Irvine Welsh is perhaps one of this generation’s most underrated authors. While in a hundred years time schools may not be reading his work in the way we do Shakespeare, it is fair to say that his work captures life in 90’s and 2000s in a way that very few others can even dream about. Now another piece of his literature has been turned into a film. Adapted from Welsh’s short story The Undefeated, Irvine Welsh’s Ecstasy is like again wondering into the world of Trainspotting, only this time ecstasy rather than heroin is the drug of choose.

Set in current day Edinburgh the film follows three friends, Lloyd Buist (Adam Sinclair), Woodsy (Billy Boyd) and Ally (Keram Malicki-Sanchez) all who are frequent drug takers, but all have a different view of drugs. Woodsy believes drugs are a religion despite the fact they are causing him to dip into schizophrenia, Ally does it because his mates do but is desperate for a healthy lifestyle, while it seems Lloyd no longer knows what life is like without them.
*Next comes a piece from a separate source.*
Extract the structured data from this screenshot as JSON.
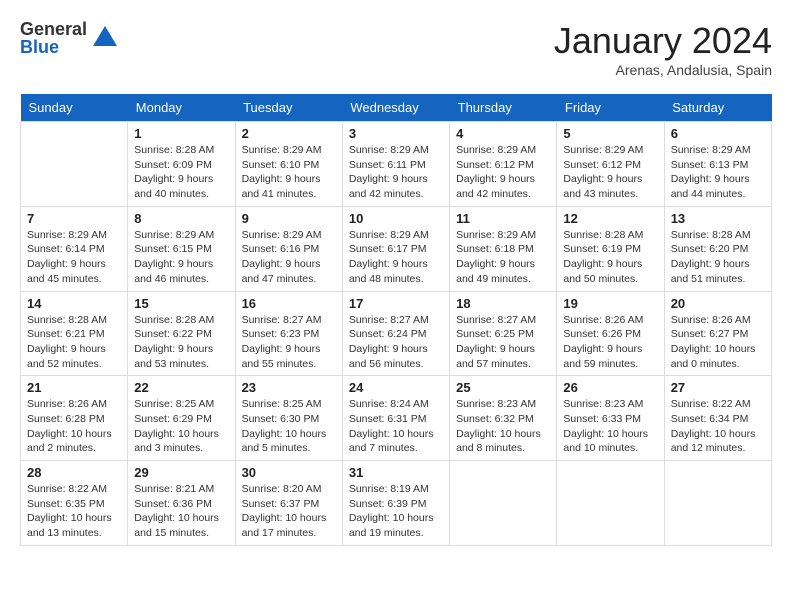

Lloyd’s fascination with drugs then lands him in trouble when he feels it is time to branch out and become a rival to Solo (Carlo Rota). Solo comes after Lloyd, his friends and the new love-of-his-life, Heather Thompson (Kristin Kreuk).

Through a witty script and some good directing from Rob Heydon the power of this film comes through by the fact that you find yourself caring for the characters despite the fact they are what many would describe as ‘scum of the community’. The script allows for some dramatic moments that places the characters in danger and while many out there will be quick to judge the moral of the film they should perhaps watch to the end because there is no way that this film is promoting drug use, in fact you could well argue that it is doing the exact opposite.

Heydon’s choice of giving this film a real Trainspotting feel is likely to split audiences though. Some will see it as ‘borrowing’ from Danny Boyle while others will see that this is perhaps the only way to capture Irvine Welsh’s work for the big screen. One thing that Irvine Welsh’s Ecstasy does share with its older cousin is a kick-ass soundtrack. The music does capture the essence of the film and Heydon uses it well with montages that show that he has what it takes to make it as a director.

Aside from announcing Heydon to the world the film will also launch Adam Sinclair’s career. So far he’s been slumming it in bombs like Van Wilder 2, but here Sinclair is a genuine star… and with looks to kill the world is his oyster. Some of the touching scenes that Sinclair portrays with his on screen father, Jim (Stephen McHattie) are emotional to watch, and while the great screenwriting helps most of the brilliance comes from Sinclair and McHattie.

Billy Boyd also does a fabulous job playing the very difficult Woodsy while Smallville fans will be relieved to see that Kristin Kreuk has finally been given a role with some teeth. Her talents have been wasted with the B-Grade work that she has been doing recently but this time they are there for all to see.

Part love story, part drug drama Irvine Welsh’s Ecstasy is an absolute ripper of a film. With some great acting and one of the best scripts to surface for a while this film is an absolute must see… and you’ll be talking about for a long time to come.